- [WHAT THE TASK REQUIRES]: Collect every line of the records below that contains the word "username".

......

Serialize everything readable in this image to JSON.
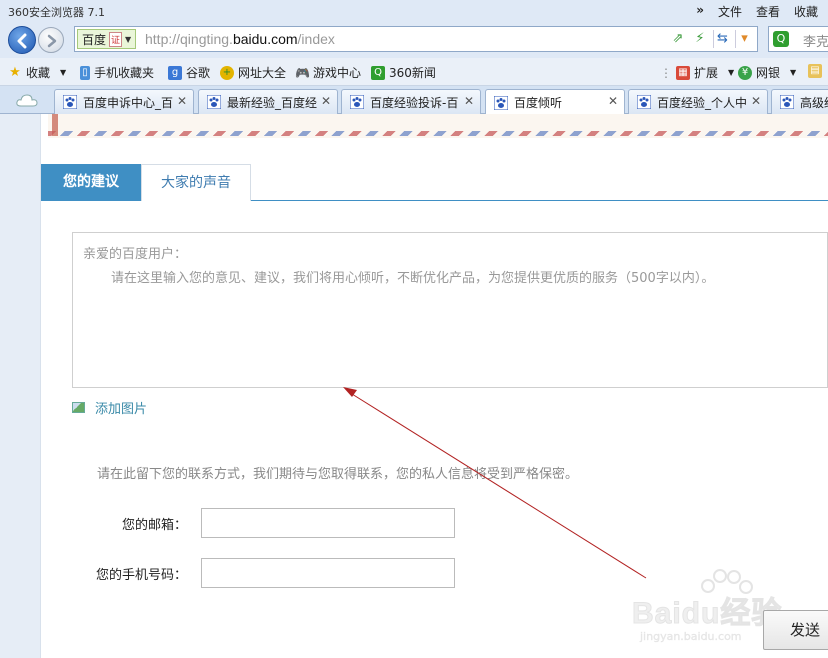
{
  "browser": {
    "app_title": "360安全浏览器 7.1",
    "menu": [
      "文件",
      "查看",
      "收藏"
    ],
    "menu_chevron": "»"
  },
  "address": {
    "site_name": "百度",
    "cert_label": "证",
    "url_prefix": "http://qingting.",
    "url_host": "baidu.com",
    "url_path": "/index",
    "search_placeholder": "李克"
  },
  "favorites": [
    {
      "label": "收藏",
      "icon": "star-plus-icon"
    },
    {
      "label": "手机收藏夹",
      "icon": "phone-icon"
    },
    {
      "label": "谷歌",
      "icon": "google-icon"
    },
    {
      "label": "网址大全",
      "icon": "globe-icon"
    },
    {
      "label": "游戏中心",
      "icon": "gamepad-icon"
    },
    {
      "label": "360新闻",
      "icon": "news-icon"
    },
    {
      "label": "扩展",
      "icon": "grid-icon"
    },
    {
      "label": "网银",
      "icon": "yen-icon"
    }
  ],
  "tabs": [
    {
      "label": "百度申诉中心_百",
      "active": false
    },
    {
      "label": "最新经验_百度经",
      "active": false
    },
    {
      "label": "百度经验投诉-百",
      "active": false
    },
    {
      "label": "百度倾听",
      "active": true
    },
    {
      "label": "百度经验_个人中",
      "active": false
    },
    {
      "label": "高级经",
      "active": false
    }
  ],
  "page": {
    "tab_suggestion": "您的建议",
    "tab_voices": "大家的声音",
    "feedback_greeting": "亲爱的百度用户：",
    "feedback_placeholder": "请在这里输入您的意见、建议，我们将用心倾听，不断优化产品，为您提供更优质的服务（500字以内）。",
    "add_image": "添加图片",
    "contact_note": "请在此留下您的联系方式，我们期待与您取得联系，您的私人信息将受到严格保密。",
    "email_label": "您的邮箱：",
    "email_value": "",
    "phone_label": "您的手机号码：",
    "phone_value": "",
    "send_label": "发送"
  },
  "watermark": {
    "text": "Baidu经验",
    "sub": "jingyan.baidu.com"
  },
  "colors": {
    "accent": "#3f8fc4",
    "annotation_arrow": "#b22222"
  }
}
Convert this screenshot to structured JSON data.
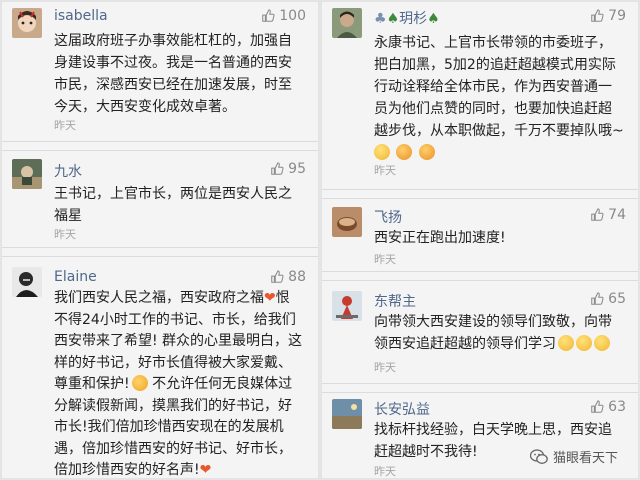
{
  "left_column": [
    {
      "username": "isabella",
      "likes": "100",
      "lines": [
        "这届政府班子办事效能杠杠的，加强自",
        "身建设事不过夜。我是一名普通的西安",
        "市民，深感西安已经在加速发展，时至",
        "今天，大西安变化成效卓著。"
      ],
      "time": "昨天"
    },
    {
      "username": "九水",
      "likes": "95",
      "lines": [
        "王书记，上官市长，两位是西安人民之",
        "福星"
      ],
      "time": "昨天"
    },
    {
      "username": "Elaine",
      "likes": "88",
      "lines": [
        "我们西安人民之福，西安政府之福",
        "不得24小时工作的书记、市长，给我们",
        "西安带来了希望! 群众的心里最明白，这",
        "样的好书记，好市长值得被大家爱戴、",
        "尊重和保护!",
        "分解读假新闻，摸黑我们的好书记，好",
        "市长!我们倍加珍惜西安现在的发展机",
        "遇，倍加珍惜西安的好书记、好市长，",
        "倍加珍惜西安的好名声!"
      ],
      "line_suffixes": [
        "恨",
        "",
        "",
        "",
        " 不允许任何无良媒体过",
        "",
        "",
        "",
        ""
      ],
      "time": ""
    }
  ],
  "right_column": [
    {
      "username": "玥杉",
      "likes": "79",
      "lines": [
        "永康书记、上官市长带领的市委班子，",
        "把白加黑，5加2的追赶超越模式用实际",
        "行动诠释给全体市民，作为西安普通一",
        "员为他们点赞的同时，也要加快追赶超",
        "越步伐，从本职做起，千万不要掉队哦~"
      ],
      "time": "昨天"
    },
    {
      "username": "飞扬",
      "likes": "74",
      "lines": [
        "西安正在跑出加速度!"
      ],
      "time": "昨天"
    },
    {
      "username": "东帮主",
      "likes": "65",
      "lines": [
        "向带领大西安建设的领导们致敬，向带",
        "领西安追赶超越的领导们学习"
      ],
      "time": "昨天"
    },
    {
      "username": "长安弘益",
      "likes": "63",
      "lines": [
        "找标杆找经验，白天学晚上思，西安追",
        "赶超越时不我待!"
      ],
      "time": "昨天"
    }
  ],
  "watermark": "猫眼看天下",
  "colors": {
    "username": "#50688a",
    "text": "#222222",
    "meta": "#a5a5a5",
    "background": "#f4f4f4",
    "heart": "#e9572d"
  },
  "icons": [
    "thumbs-up-icon",
    "heart-emoji-icon",
    "fist-emoji-icon",
    "smile-emoji-icon",
    "tree-emoji-icon",
    "wechat-icon"
  ]
}
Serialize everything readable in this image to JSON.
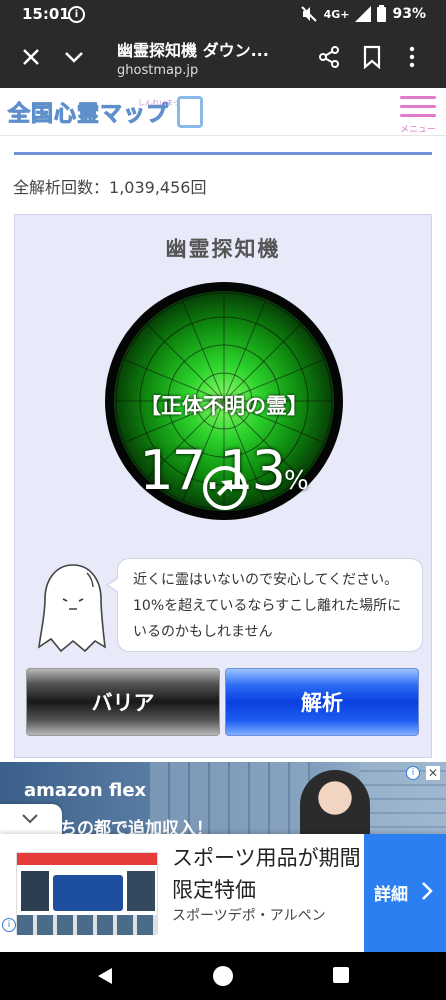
{
  "status_bar": {
    "time": "15:01",
    "network": "4G+",
    "battery": "93%"
  },
  "browser": {
    "page_title": "幽霊探知機 ダウン...",
    "url": "ghostmap.jp"
  },
  "site": {
    "logo_text": "全国心霊マップ",
    "logo_sub": "しんれいまっぷ",
    "menu_label": "メニュー"
  },
  "stats": {
    "label": "全解析回数：",
    "count": "1,039,456",
    "unit": "回"
  },
  "detector": {
    "title": "幽霊探知機",
    "spirit_label": "【正体不明の霊】",
    "percent_value": "17.13",
    "percent_unit": "%",
    "message": "近くに霊はいないので安心してください。10%を超えているならすこし離れた場所にいるのかもしれません",
    "barrier_button": "バリア",
    "analyze_button": "解析"
  },
  "ad_banner": {
    "brand": "amazon flex",
    "overlay_text": "ちの都で追加収入！"
  },
  "bottom_ad": {
    "headline": "スポーツ用品が期間限定特価",
    "advertiser": "スポーツデポ・アルペン",
    "detail_button": "詳細"
  },
  "colors": {
    "accent_blue": "#2b6cf5",
    "radar_green": "#1fae1f",
    "menu_pink": "#e07ac9"
  }
}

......

- [REPLY TO THE TASK]:
      "username": "isabella",
      "username": "九水",
      "username": "Elaine",
      "username": "玥杉",
      "username": "飞扬",
      "username": "东帮主",
      "username": "长安弘益",
    "username": "#50688a",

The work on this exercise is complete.